Interface dataset entries:
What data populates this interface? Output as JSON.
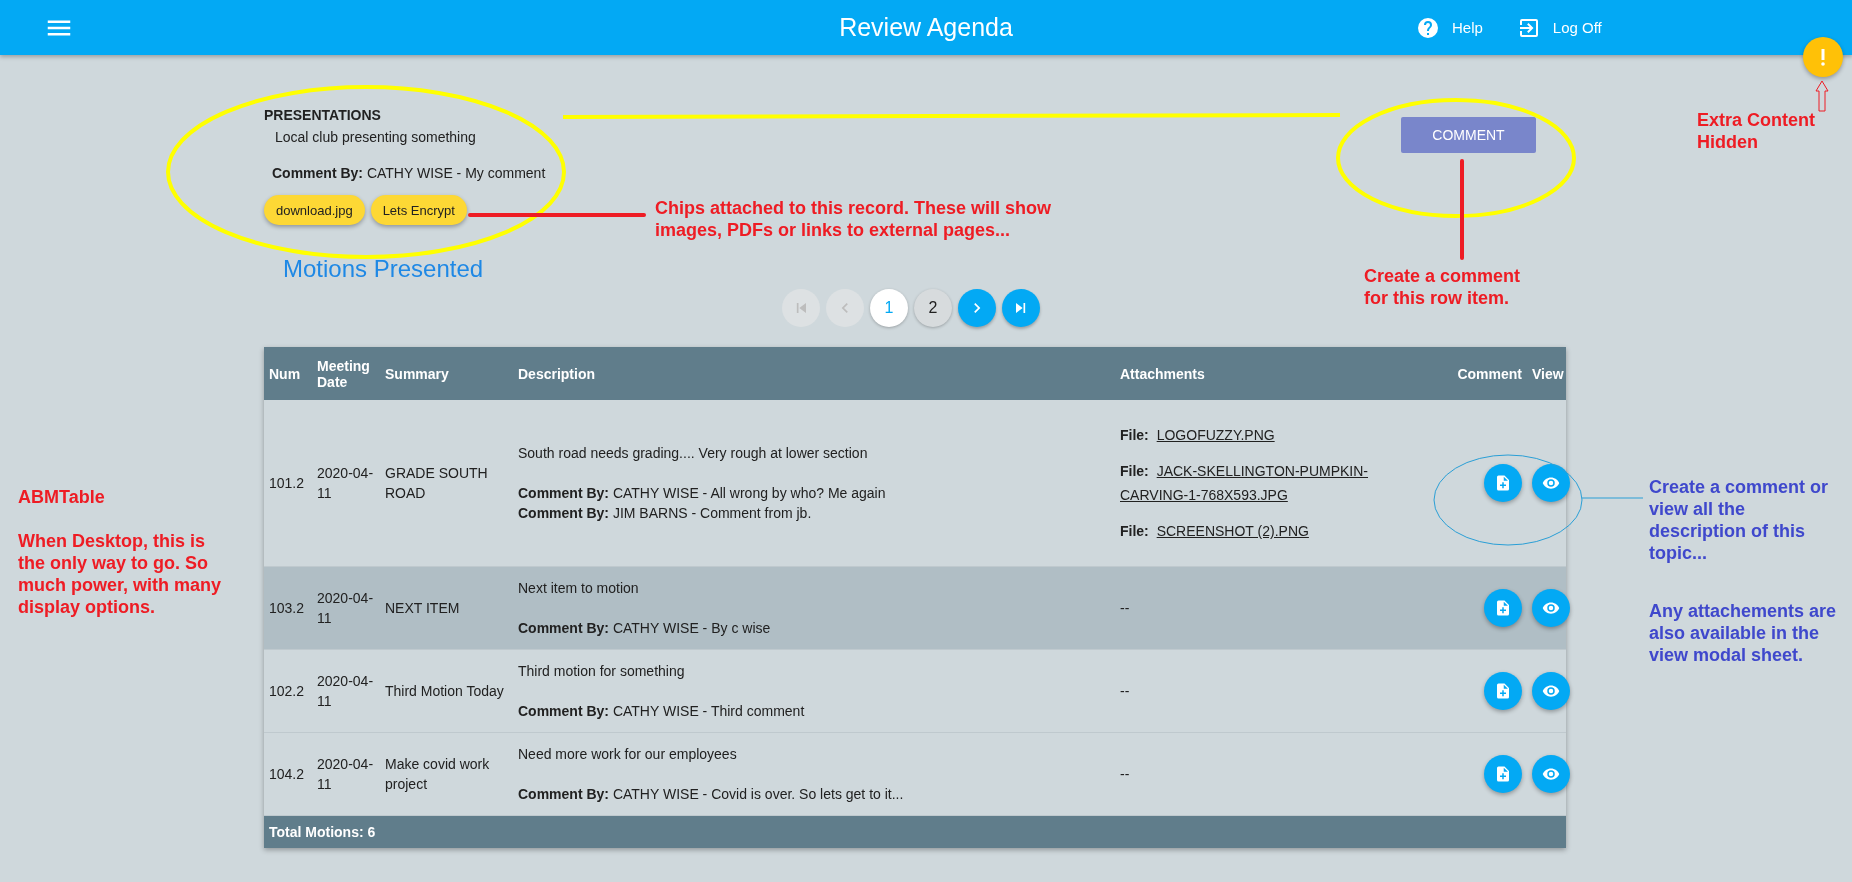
{
  "app_bar": {
    "title": "Review Agenda",
    "help": "Help",
    "log_off": "Log Off"
  },
  "record": {
    "heading": "PRESENTATIONS",
    "text": "Local club presenting something",
    "comment": "**Comment By:** CATHY WISE - My comment",
    "chips": [
      "download.jpg",
      "Lets Encrypt"
    ]
  },
  "comment_button": "COMMENT",
  "section_title": "Motions Presented",
  "pagination": {
    "controls": [
      {
        "kind": "first",
        "disabled": true
      },
      {
        "kind": "prev",
        "disabled": true
      },
      {
        "kind": "page",
        "label": "1",
        "selected": true
      },
      {
        "kind": "page",
        "label": "2",
        "selected": false
      },
      {
        "kind": "next",
        "disabled": false
      },
      {
        "kind": "last",
        "disabled": false
      }
    ]
  },
  "table": {
    "columns": [
      "Num",
      "Meeting Date",
      "Summary",
      "Description",
      "Attachments",
      "Comment",
      "View"
    ],
    "rows": [
      {
        "num": "101.2",
        "date": "2020-04-11",
        "summary": "GRADE SOUTH ROAD",
        "description": "South road needs grading.... Very rough at lower section",
        "comments": [
          "**Comment By:** CATHY WISE - All wrong by who? Me again",
          "**Comment By:** JIM BARNS - Comment from jb."
        ],
        "attachments": [
          {
            "label": "File:",
            "name": "LOGOFUZZY.PNG"
          },
          {
            "label": "File:",
            "name": "JACK-SKELLINGTON-PUMPKIN-CARVING-1-768X593.JPG"
          },
          {
            "label": "File:",
            "name": "SCREENSHOT (2).PNG"
          }
        ],
        "highlighted": false
      },
      {
        "num": "103.2",
        "date": "2020-04-11",
        "summary": "NEXT ITEM",
        "description": "Next item to motion",
        "comments": [
          "**Comment By:** CATHY WISE - By c wise"
        ],
        "no_attachments": "--",
        "highlighted": true
      },
      {
        "num": "102.2",
        "date": "2020-04-11",
        "summary": "Third Motion Today",
        "description": "Third motion for something",
        "comments": [
          "**Comment By:** CATHY WISE - Third comment"
        ],
        "no_attachments": "--",
        "highlighted": false
      },
      {
        "num": "104.2",
        "date": "2020-04-11",
        "summary": "Make covid work project",
        "description": "Need more work for our employees",
        "comments": [
          "**Comment By:** CATHY WISE - Covid is over. So lets get to it..."
        ],
        "no_attachments": "--",
        "highlighted": false
      }
    ],
    "footer": "Total Motions: 6"
  },
  "annotations": [
    {
      "text": "Chips attached to this record. These will show images, PDFs or links to external pages...",
      "color": "#ee1c24"
    },
    {
      "text": "Create a comment for this row item.",
      "color": "#ee1c24"
    },
    {
      "text": "Extra Content Hidden",
      "color": "#ee1c24"
    },
    {
      "text": "ABMTable",
      "color": "#ee1c24"
    },
    {
      "text": "When Desktop, this is the only way to go. So much power, with many display options.",
      "color": "#ee1c24"
    },
    {
      "text": "Create a comment or view all the description of this topic...",
      "color": "#3f48cc"
    },
    {
      "text": "Any attachements are also available in the view modal sheet.",
      "color": "#3f48cc"
    }
  ]
}
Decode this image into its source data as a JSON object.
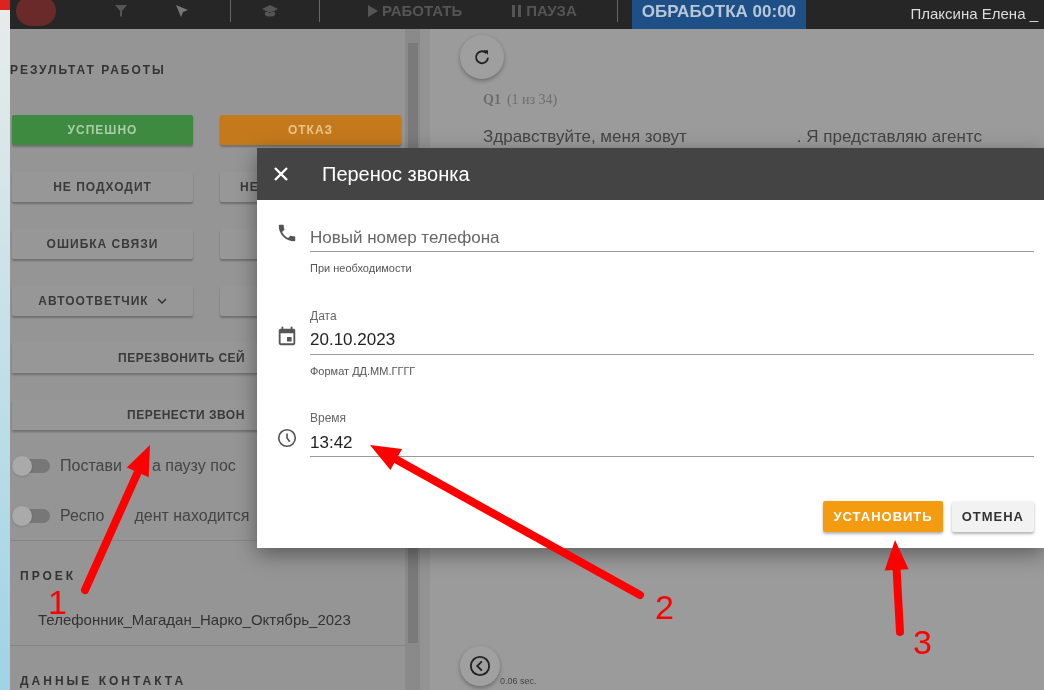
{
  "top_bar": {
    "items": [
      {
        "label": "РАБОТАТЬ",
        "kind": "play"
      },
      {
        "label": "ПАУЗА",
        "kind": "pause"
      }
    ],
    "status": "ОБРАБОТКА 00:00",
    "user": "Плаксина Елена _"
  },
  "left_panel": {
    "title": "РЕЗУЛЬТАТ РАБОТЫ",
    "buttons": [
      {
        "label": "УСПЕШНО",
        "kind": "success"
      },
      {
        "label": "ОТКАЗ",
        "kind": "refuse"
      },
      {
        "label": "НЕ ПОДХОДИТ",
        "kind": "plain"
      },
      {
        "label": "НЕ",
        "kind": "cut"
      },
      {
        "label": "ОШИБКА СВЯЗИ",
        "kind": "plain"
      },
      {
        "kind": "plain"
      },
      {
        "label": "АВТООТВЕТЧИК",
        "kind": "dropdown"
      },
      {
        "kind": "plain"
      }
    ],
    "wide_buttons": [
      "ПЕРЕЗВОНИТЬ СЕЙ",
      "ПЕРЕНЕСТИ ЗВОН"
    ],
    "toggles": [
      {
        "label_parts": [
          "Постави",
          "а паузу пос"
        ],
        "on": false
      },
      {
        "label_parts": [
          "Респо",
          "дент находится"
        ],
        "on": false
      }
    ],
    "sections": [
      {
        "title": "ПРОЕК",
        "value": "Телефонник_Магадан_Нарко_Октябрь_2023"
      },
      {
        "title": "ДАННЫЕ КОНТАКТА"
      }
    ]
  },
  "main": {
    "question_number": "Q1",
    "question_count": "(1 из 34)",
    "text_before": "Здравствуйте, меня зовут",
    "text_after": ". Я представляю агентс",
    "timing": "0.06 sec."
  },
  "dialog": {
    "title": "Перенос звонка",
    "fields": [
      {
        "kind": "phone",
        "placeholder": "Новый номер телефона",
        "hint": "При необходимости"
      },
      {
        "kind": "date",
        "label": "Дата",
        "value": "20.10.2023",
        "hint": "Формат ДД.ММ.ГГГГ"
      },
      {
        "kind": "time",
        "label": "Время",
        "value": "13:42"
      }
    ],
    "buttons": [
      {
        "label": "УСТАНОВИТЬ",
        "kind": "primary"
      },
      {
        "label": "ОТМЕНА",
        "kind": "secondary"
      }
    ]
  },
  "annotations": [
    {
      "number": "1"
    },
    {
      "number": "2"
    },
    {
      "number": "3"
    }
  ]
}
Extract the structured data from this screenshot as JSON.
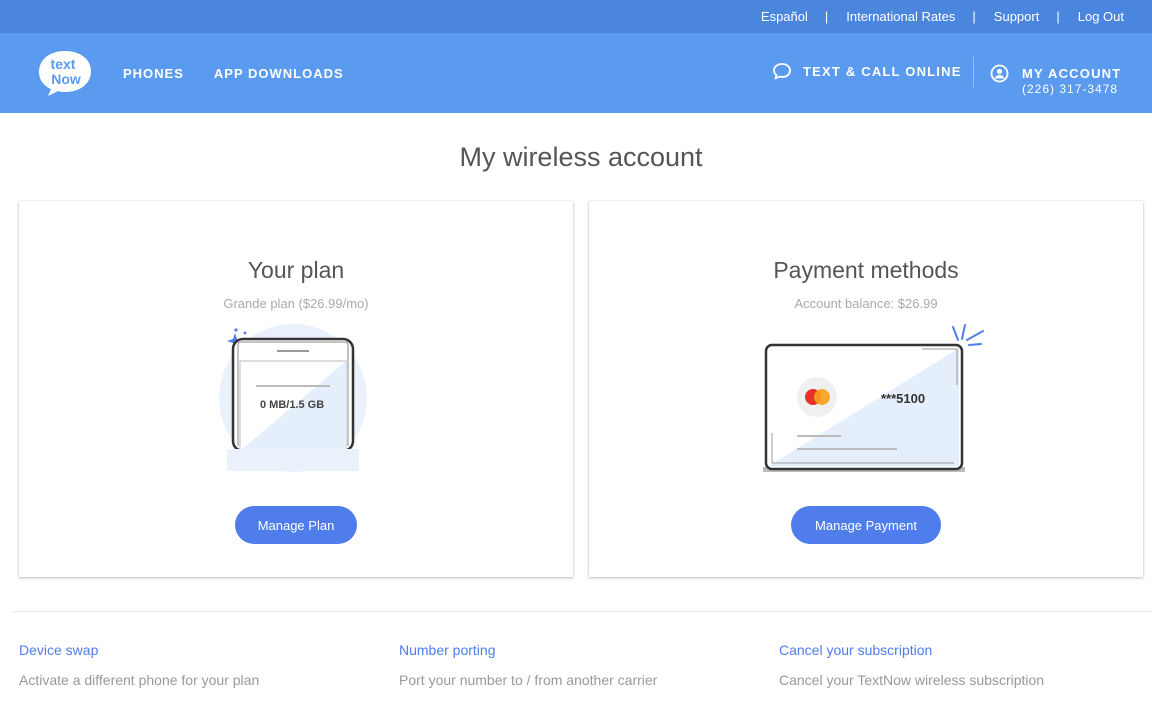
{
  "utility_bar": {
    "links": [
      "Español",
      "International Rates",
      "Support",
      "Log Out"
    ],
    "separator": "|"
  },
  "header": {
    "logo_text": "TextNow",
    "nav": [
      "PHONES",
      "APP DOWNLOADS"
    ],
    "text_call_label": "TEXT & CALL ONLINE",
    "account_label": "MY ACCOUNT",
    "account_number": "(226) 317-3478",
    "colors": {
      "utility_bar": "#4a86dd",
      "header": "#5b9bef"
    }
  },
  "page": {
    "title": "My wireless account"
  },
  "plan_card": {
    "title": "Your plan",
    "subtitle": "Grande plan ($26.99/mo)",
    "usage": "0 MB/1.5 GB",
    "button_label": "Manage Plan"
  },
  "payment_card": {
    "title": "Payment methods",
    "subtitle": "Account balance: $26.99",
    "card_number": "***5100",
    "card_brand": "MasterCard",
    "button_label": "Manage Payment"
  },
  "bottom_links": [
    {
      "title": "Device swap",
      "description": "Activate a different phone for your plan"
    },
    {
      "title": "Number porting",
      "description": "Port your number to / from another carrier"
    },
    {
      "title": "Cancel your subscription",
      "description": "Cancel your TextNow wireless subscription"
    }
  ],
  "accent_color": "#4f7dec"
}
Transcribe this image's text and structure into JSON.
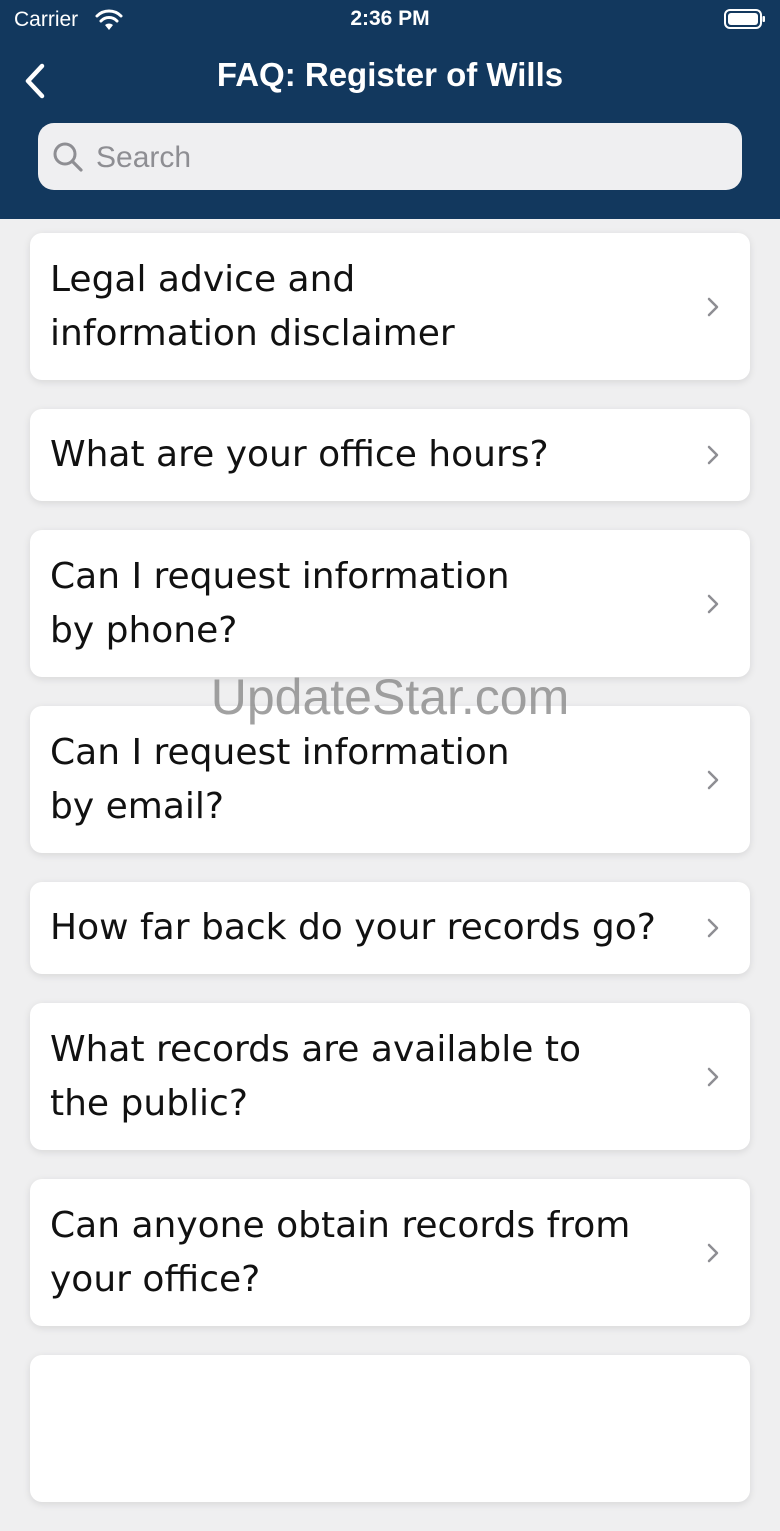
{
  "status_bar": {
    "carrier": "Carrier",
    "time": "2:36 PM"
  },
  "header": {
    "title": "FAQ: Register of Wills"
  },
  "search": {
    "placeholder": "Search",
    "value": ""
  },
  "faq_items": [
    {
      "label": "Legal advice and\ninformation disclaimer"
    },
    {
      "label": "What are your office hours?"
    },
    {
      "label": "Can I request information\nby phone?"
    },
    {
      "label": "Can I request information\nby email?"
    },
    {
      "label": "How far back do your records go?"
    },
    {
      "label": "What records are available to\nthe public?"
    },
    {
      "label": "Can anyone obtain records from\nyour office?"
    }
  ],
  "watermark": "UpdateStar.com"
}
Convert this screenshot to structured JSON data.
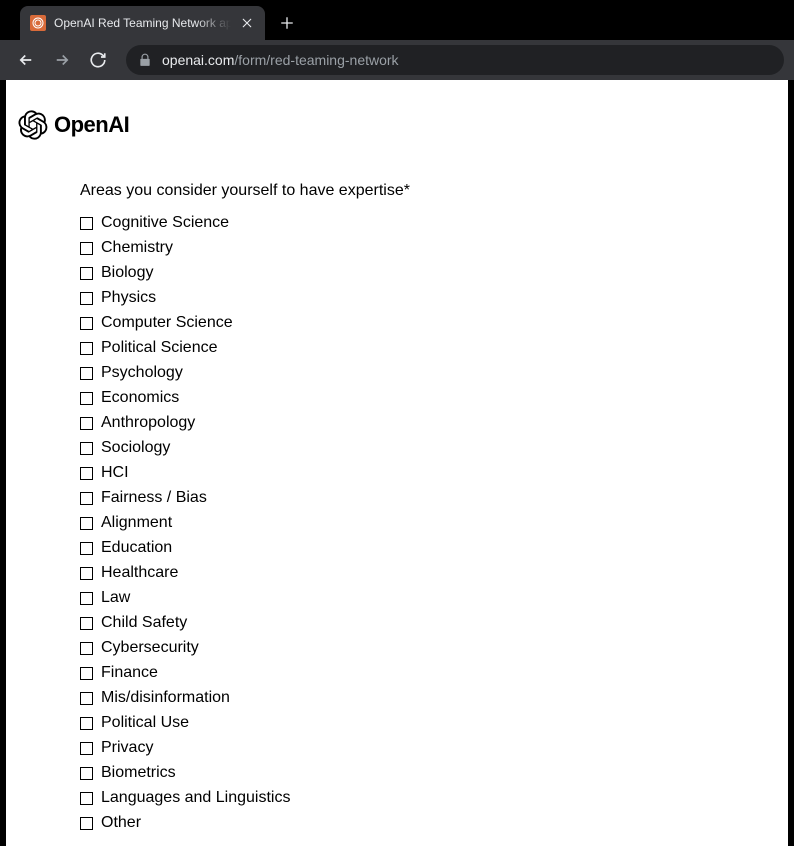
{
  "browser": {
    "tab_title": "OpenAI Red Teaming Network ap",
    "url_domain": "openai.com",
    "url_path": "/form/red-teaming-network"
  },
  "page": {
    "brand": "OpenAI",
    "form_label": "Areas you consider yourself to have expertise*",
    "expertise_options": [
      "Cognitive Science",
      "Chemistry",
      "Biology",
      "Physics",
      "Computer Science",
      "Political Science",
      "Psychology",
      "Economics",
      "Anthropology",
      "Sociology",
      "HCI",
      "Fairness / Bias",
      "Alignment",
      "Education",
      "Healthcare",
      "Law",
      "Child Safety",
      "Cybersecurity",
      "Finance",
      "Mis/disinformation",
      "Political Use",
      "Privacy",
      "Biometrics",
      "Languages and Linguistics",
      "Other"
    ]
  }
}
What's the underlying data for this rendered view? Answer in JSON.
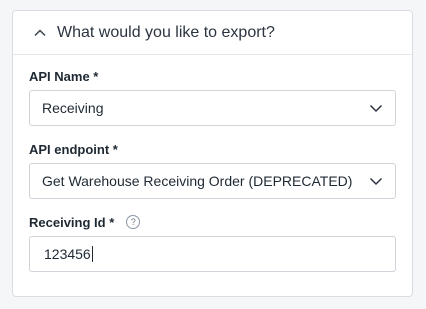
{
  "export_panel": {
    "title": "What would you like to export?",
    "collapse_icon": "chevron-up-icon"
  },
  "fields": {
    "api_name": {
      "label": "API Name *",
      "value": "Receiving",
      "icon": "chevron-down-icon"
    },
    "api_endpoint": {
      "label": "API endpoint *",
      "value": "Get Warehouse Receiving Order (DEPRECATED)",
      "icon": "chevron-down-icon"
    },
    "receiving_id": {
      "label": "Receiving Id *",
      "help_glyph": "?",
      "value": "123456"
    }
  }
}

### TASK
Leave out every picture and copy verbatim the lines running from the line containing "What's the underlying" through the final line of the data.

### SOLUTION FOR THIS TASK
What's the underlying data for this rendered view? Answer in JSON.
{
  "export_panel": {
    "title": "What would you like to export?",
    "collapse_icon": "chevron-up-icon"
  },
  "fields": {
    "api_name": {
      "label": "API Name *",
      "value": "Receiving",
      "icon": "chevron-down-icon"
    },
    "api_endpoint": {
      "label": "API endpoint *",
      "value": "Get Warehouse Receiving Order (DEPRECATED)",
      "icon": "chevron-down-icon"
    },
    "receiving_id": {
      "label": "Receiving Id *",
      "help_glyph": "?",
      "value": "123456"
    }
  }
}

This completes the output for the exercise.